» PROBLEM STATEMENT:
Where a picture appears, omit it; repeat everything else in the records exactly.

» GIVEN RECORDS:
+ + + +

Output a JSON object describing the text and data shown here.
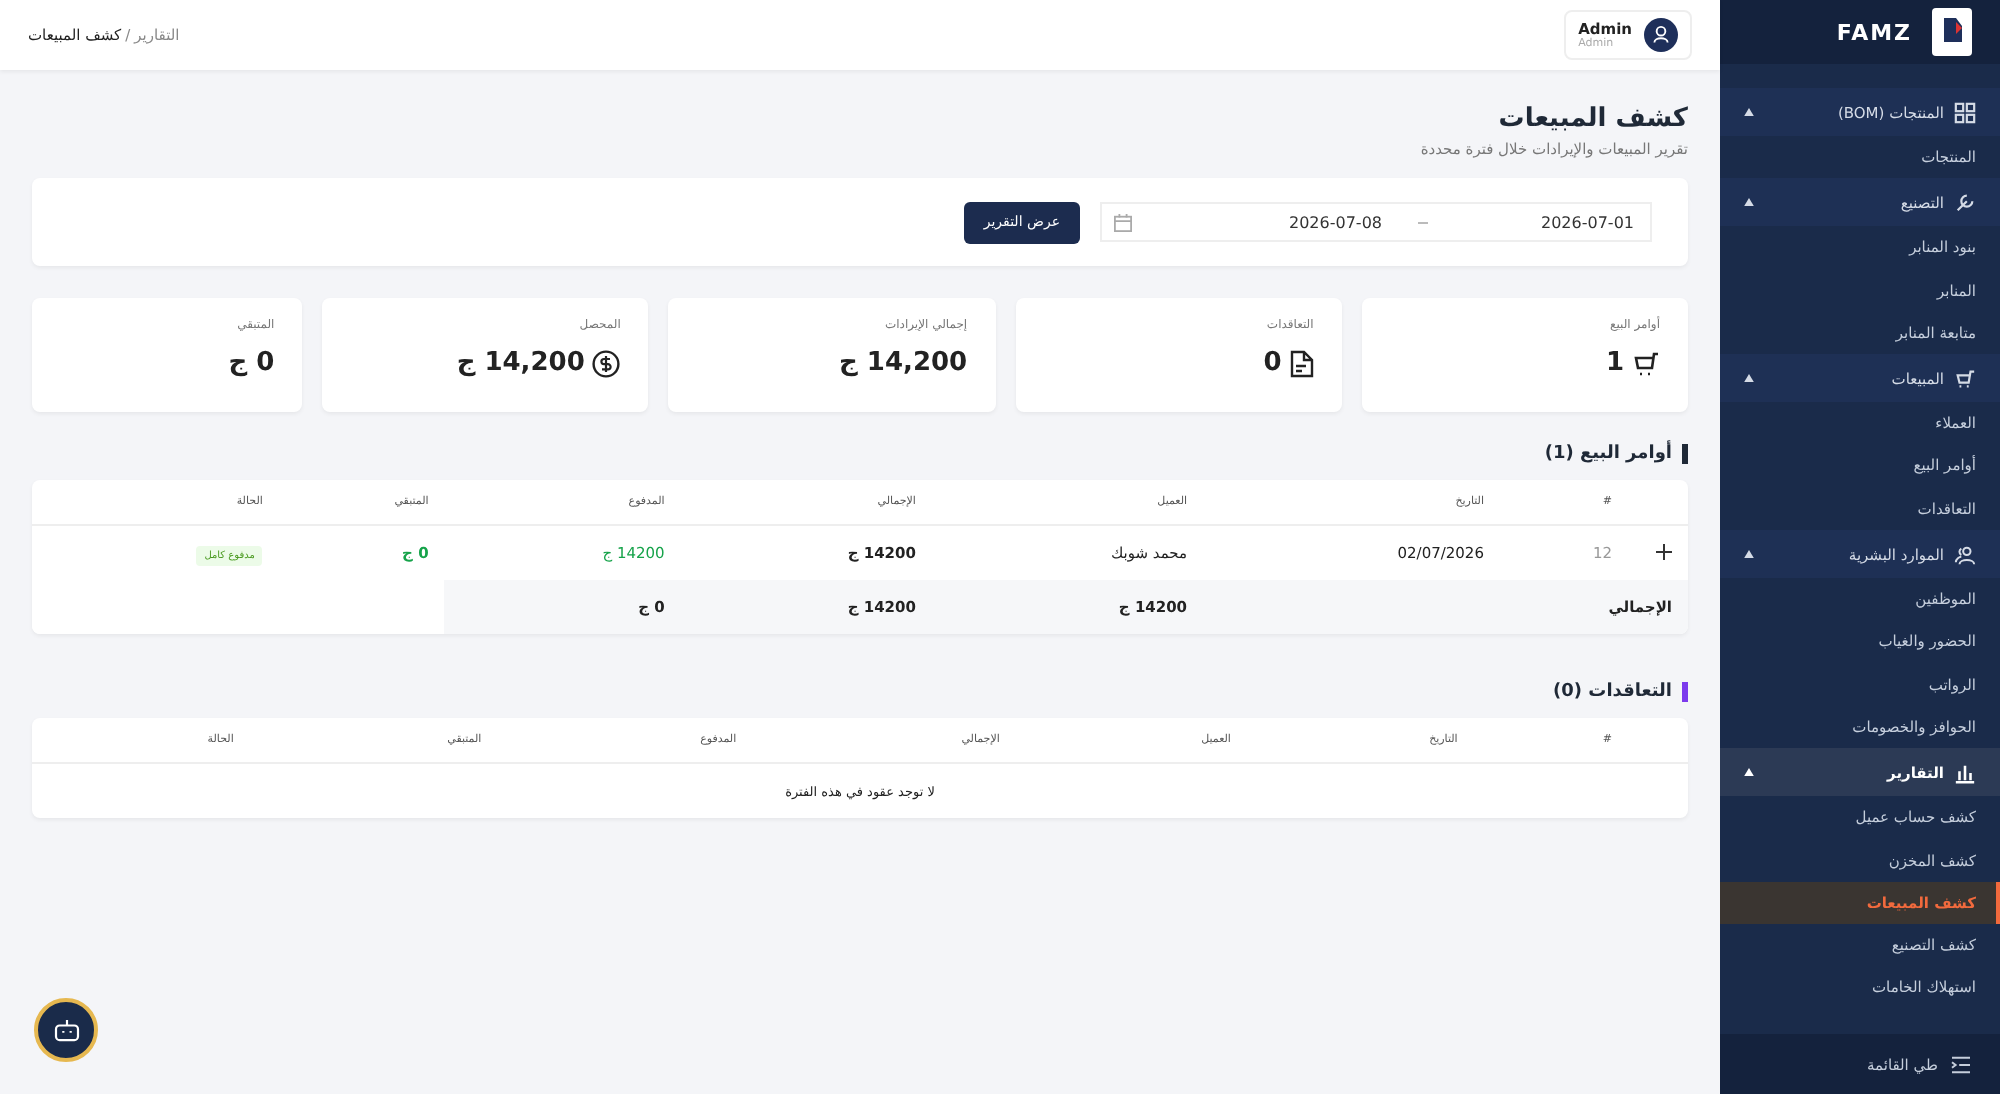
{
  "sidebar": {
    "brand": "FAMZ",
    "groups": [
      {
        "label": "المنتجات (BOM)",
        "expanded": true,
        "selected": false,
        "children": [
          {
            "label": "المنتجات",
            "selected": false
          }
        ]
      },
      {
        "label": "التصنيع",
        "expanded": true,
        "selected": false,
        "children": [
          {
            "label": "بنود المنابر",
            "selected": false
          },
          {
            "label": "المنابر",
            "selected": false
          },
          {
            "label": "متابعة المنابر",
            "selected": false
          }
        ]
      },
      {
        "label": "المبيعات",
        "expanded": true,
        "selected": false,
        "children": [
          {
            "label": "العملاء",
            "selected": false
          },
          {
            "label": "أوامر البيع",
            "selected": false
          },
          {
            "label": "التعاقدات",
            "selected": false
          }
        ]
      },
      {
        "label": "الموارد البشرية",
        "expanded": true,
        "selected": false,
        "children": [
          {
            "label": "الموظفين",
            "selected": false
          },
          {
            "label": "الحضور والغياب",
            "selected": false
          },
          {
            "label": "الرواتب",
            "selected": false
          },
          {
            "label": "الحوافز والخصومات",
            "selected": false
          }
        ]
      },
      {
        "label": "التقارير",
        "expanded": true,
        "selected": true,
        "children": [
          {
            "label": "كشف حساب عميل",
            "selected": false
          },
          {
            "label": "كشف المخزن",
            "selected": false
          },
          {
            "label": "كشف المبيعات",
            "selected": true
          },
          {
            "label": "كشف التصنيع",
            "selected": false
          },
          {
            "label": "استهلاك الخامات",
            "selected": false
          }
        ]
      }
    ],
    "collapse": {
      "label": "طي القائمة"
    }
  },
  "topbar": {
    "breadcrumb": {
      "parent": "التقارير",
      "separator": "/",
      "current": "كشف المبيعات"
    },
    "user": {
      "name": "Admin",
      "role": "Admin"
    }
  },
  "page": {
    "title": "كشف المبيعات",
    "subtitle": "تقرير المبيعات والإيرادات خلال فترة محددة"
  },
  "filter": {
    "from": "2026-07-01",
    "to": "2026-07-08",
    "button": "عرض التقرير"
  },
  "stats": [
    {
      "label": "أوامر البيع",
      "value": "1"
    },
    {
      "label": "التعاقدات",
      "value": "0"
    },
    {
      "label": "إجمالي الإيرادات",
      "value": "14,200 ج"
    },
    {
      "label": "المحصل",
      "value": "14,200 ج"
    },
    {
      "label": "المتبقي",
      "value": "0 ج"
    }
  ],
  "sales_orders": {
    "title": "أوامر البيع (1)",
    "color": "#1f2937",
    "columns": [
      "#",
      "التاريخ",
      "العميل",
      "الإجمالي",
      "المدفوع",
      "المتبقي",
      "الحالة"
    ],
    "rows": [
      {
        "expanded": false,
        "cells": [
          "12",
          "02/07/2026",
          "محمد شوبك",
          "14200 ج",
          "14200 ج",
          "0 ج"
        ],
        "status": {
          "kind": "paid",
          "label": "مدفوع كامل"
        }
      }
    ],
    "totals": {
      "label": "الإجمالي",
      "values": [
        "14200 ج",
        "14200 ج",
        "0 ج"
      ]
    }
  },
  "contracts": {
    "title": "التعاقدات (0)",
    "color": "#7c3aed",
    "columns": [
      "#",
      "التاريخ",
      "العميل",
      "الإجمالي",
      "المدفوع",
      "المتبقي",
      "الحالة"
    ],
    "empty": "لا توجد عقود في هذه الفترة"
  }
}
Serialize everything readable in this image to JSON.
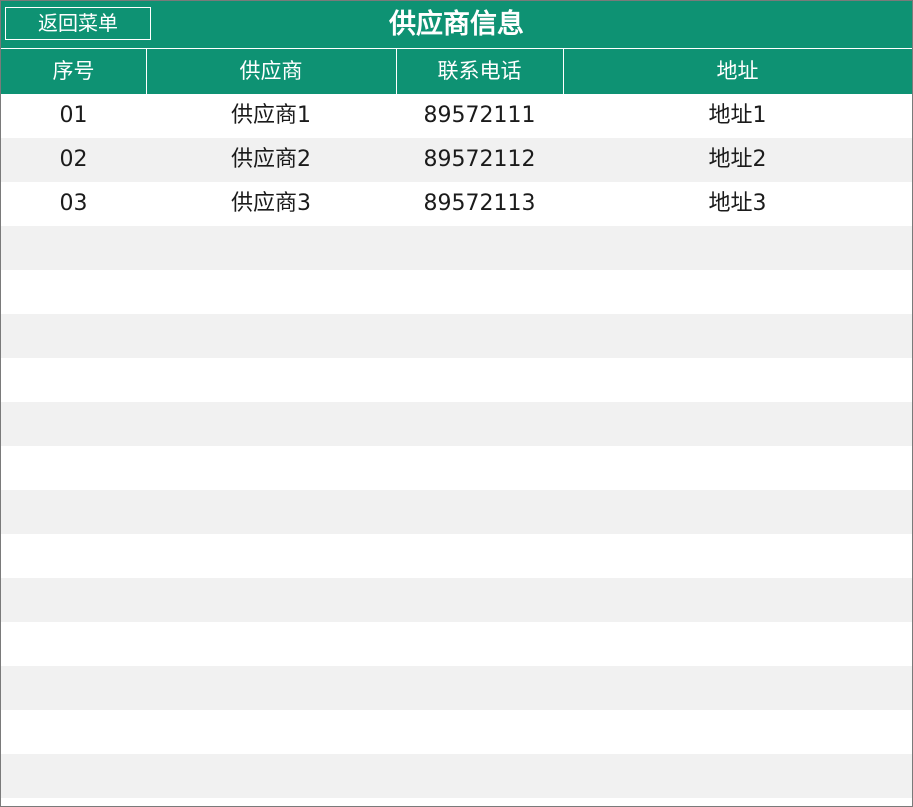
{
  "header": {
    "back_label": "返回菜单",
    "title": "供应商信息"
  },
  "table": {
    "columns": [
      "序号",
      "供应商",
      "联系电话",
      "地址"
    ],
    "rows": [
      {
        "no": "01",
        "supplier": "供应商1",
        "phone": "89572111",
        "address": "地址1"
      },
      {
        "no": "02",
        "supplier": "供应商2",
        "phone": "89572112",
        "address": "地址2"
      },
      {
        "no": "03",
        "supplier": "供应商3",
        "phone": "89572113",
        "address": "地址3"
      }
    ]
  },
  "colors": {
    "accent": "#0e9273",
    "row_alt": "#f1f1f1"
  }
}
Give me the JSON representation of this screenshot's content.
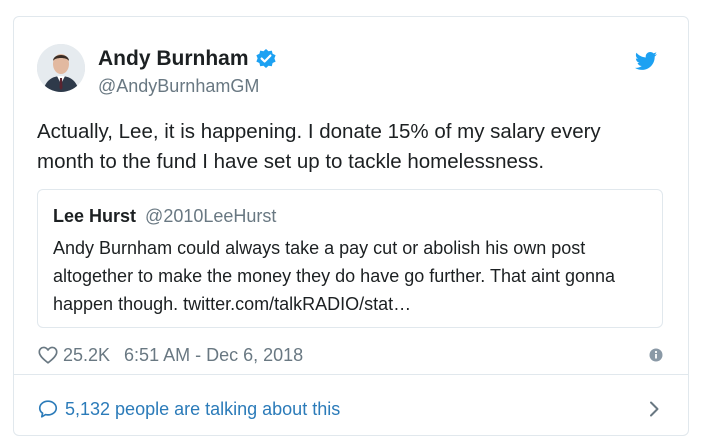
{
  "author": {
    "display_name": "Andy Burnham",
    "handle": "@AndyBurnhamGM",
    "verified_icon": "verified-badge-icon"
  },
  "tweet": {
    "text": "Actually, Lee, it is happening. I donate 15% of my salary every month to the fund I have set up to tackle homelessness."
  },
  "quote": {
    "name": "Lee Hurst",
    "handle": "@2010LeeHurst",
    "text": "Andy Burnham could always take a pay cut or abolish his own post altogether to make the money they do have go further. That aint gonna happen though. twitter.com/talkRADIO/stat…"
  },
  "meta": {
    "likes": "25.2K",
    "timestamp": "6:51 AM - Dec 6, 2018"
  },
  "footer": {
    "talking": "5,132 people are talking about this"
  },
  "colors": {
    "brand_blue": "#1da1f2",
    "link_blue": "#2b7bb9",
    "muted": "#697882",
    "border": "#e1e8ed"
  },
  "icons": [
    "twitter-bird-icon",
    "heart-icon",
    "info-icon",
    "speech-bubble-icon",
    "chevron-right-icon"
  ]
}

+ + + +

» ANSWER SECTION:
Output a JSON object describing the text and data shown here.
{
  "sidebar": {
    "brand": "FAMZ",
    "groups": [
      {
        "label": "المنتجات (BOM)",
        "expanded": true,
        "selected": false,
        "children": [
          {
            "label": "المنتجات",
            "selected": false
          }
        ]
      },
      {
        "label": "التصنيع",
        "expanded": true,
        "selected": false,
        "children": [
          {
            "label": "بنود المنابر",
            "selected": false
          },
          {
            "label": "المنابر",
            "selected": false
          },
          {
            "label": "متابعة المنابر",
            "selected": false
          }
        ]
      },
      {
        "label": "المبيعات",
        "expanded": true,
        "selected": false,
        "children": [
          {
            "label": "العملاء",
            "selected": false
          },
          {
            "label": "أوامر البيع",
            "selected": false
          },
          {
            "label": "التعاقدات",
            "selected": false
          }
        ]
      },
      {
        "label": "الموارد البشرية",
        "expanded": true,
        "selected": false,
        "children": [
          {
            "label": "الموظفين",
            "selected": false
          },
          {
            "label": "الحضور والغياب",
            "selected": false
          },
          {
            "label": "الرواتب",
            "selected": false
          },
          {
            "label": "الحوافز والخصومات",
            "selected": false
          }
        ]
      },
      {
        "label": "التقارير",
        "expanded": true,
        "selected": true,
        "children": [
          {
            "label": "كشف حساب عميل",
            "selected": false
          },
          {
            "label": "كشف المخزن",
            "selected": false
          },
          {
            "label": "كشف المبيعات",
            "selected": true
          },
          {
            "label": "كشف التصنيع",
            "selected": false
          },
          {
            "label": "استهلاك الخامات",
            "selected": false
          }
        ]
      }
    ],
    "collapse": {
      "label": "طي القائمة"
    }
  },
  "topbar": {
    "breadcrumb": {
      "parent": "التقارير",
      "separator": "/",
      "current": "كشف المبيعات"
    },
    "user": {
      "name": "Admin",
      "role": "Admin"
    }
  },
  "page": {
    "title": "كشف المبيعات",
    "subtitle": "تقرير المبيعات والإيرادات خلال فترة محددة"
  },
  "filter": {
    "from": "2026-07-01",
    "to": "2026-07-08",
    "button": "عرض التقرير"
  },
  "stats": [
    {
      "label": "أوامر البيع",
      "value": "1"
    },
    {
      "label": "التعاقدات",
      "value": "0"
    },
    {
      "label": "إجمالي الإيرادات",
      "value": "14,200 ج"
    },
    {
      "label": "المحصل",
      "value": "14,200 ج"
    },
    {
      "label": "المتبقي",
      "value": "0 ج"
    }
  ],
  "sales_orders": {
    "title": "أوامر البيع (1)",
    "color": "#1f2937",
    "columns": [
      "#",
      "التاريخ",
      "العميل",
      "الإجمالي",
      "المدفوع",
      "المتبقي",
      "الحالة"
    ],
    "rows": [
      {
        "expanded": false,
        "cells": [
          "12",
          "02/07/2026",
          "محمد شوبك",
          "14200 ج",
          "14200 ج",
          "0 ج"
        ],
        "status": {
          "kind": "paid",
          "label": "مدفوع كامل"
        }
      }
    ],
    "totals": {
      "label": "الإجمالي",
      "values": [
        "14200 ج",
        "14200 ج",
        "0 ج"
      ]
    }
  },
  "contracts": {
    "title": "التعاقدات (0)",
    "color": "#7c3aed",
    "columns": [
      "#",
      "التاريخ",
      "العميل",
      "الإجمالي",
      "المدفوع",
      "المتبقي",
      "الحالة"
    ],
    "empty": "لا توجد عقود في هذه الفترة"
  }
}
Serialize everything readable in this image to JSON.
{
  "header": {
    "back_label": "返回菜单",
    "title": "供应商信息"
  },
  "table": {
    "columns": [
      "序号",
      "供应商",
      "联系电话",
      "地址"
    ],
    "rows": [
      {
        "no": "01",
        "supplier": "供应商1",
        "phone": "89572111",
        "address": "地址1"
      },
      {
        "no": "02",
        "supplier": "供应商2",
        "phone": "89572112",
        "address": "地址2"
      },
      {
        "no": "03",
        "supplier": "供应商3",
        "phone": "89572113",
        "address": "地址3"
      }
    ]
  },
  "colors": {
    "accent": "#0e9273",
    "row_alt": "#f1f1f1"
  }
}
Give me the JSON representation of this screenshot's content.
{
  "author": {
    "display_name": "Andy Burnham",
    "handle": "@AndyBurnhamGM",
    "verified_icon": "verified-badge-icon"
  },
  "tweet": {
    "text": "Actually, Lee, it is happening. I donate 15% of my salary every month to the fund I have set up to tackle homelessness."
  },
  "quote": {
    "name": "Lee Hurst",
    "handle": "@2010LeeHurst",
    "text": "Andy Burnham could always take a pay cut or abolish his own post altogether to make the money they do have go further. That aint gonna happen though. twitter.com/talkRADIO/stat…"
  },
  "meta": {
    "likes": "25.2K",
    "timestamp": "6:51 AM - Dec 6, 2018"
  },
  "footer": {
    "talking": "5,132 people are talking about this"
  },
  "colors": {
    "brand_blue": "#1da1f2",
    "link_blue": "#2b7bb9",
    "muted": "#697882",
    "border": "#e1e8ed"
  },
  "icons": [
    "twitter-bird-icon",
    "heart-icon",
    "info-icon",
    "speech-bubble-icon",
    "chevron-right-icon"
  ]
}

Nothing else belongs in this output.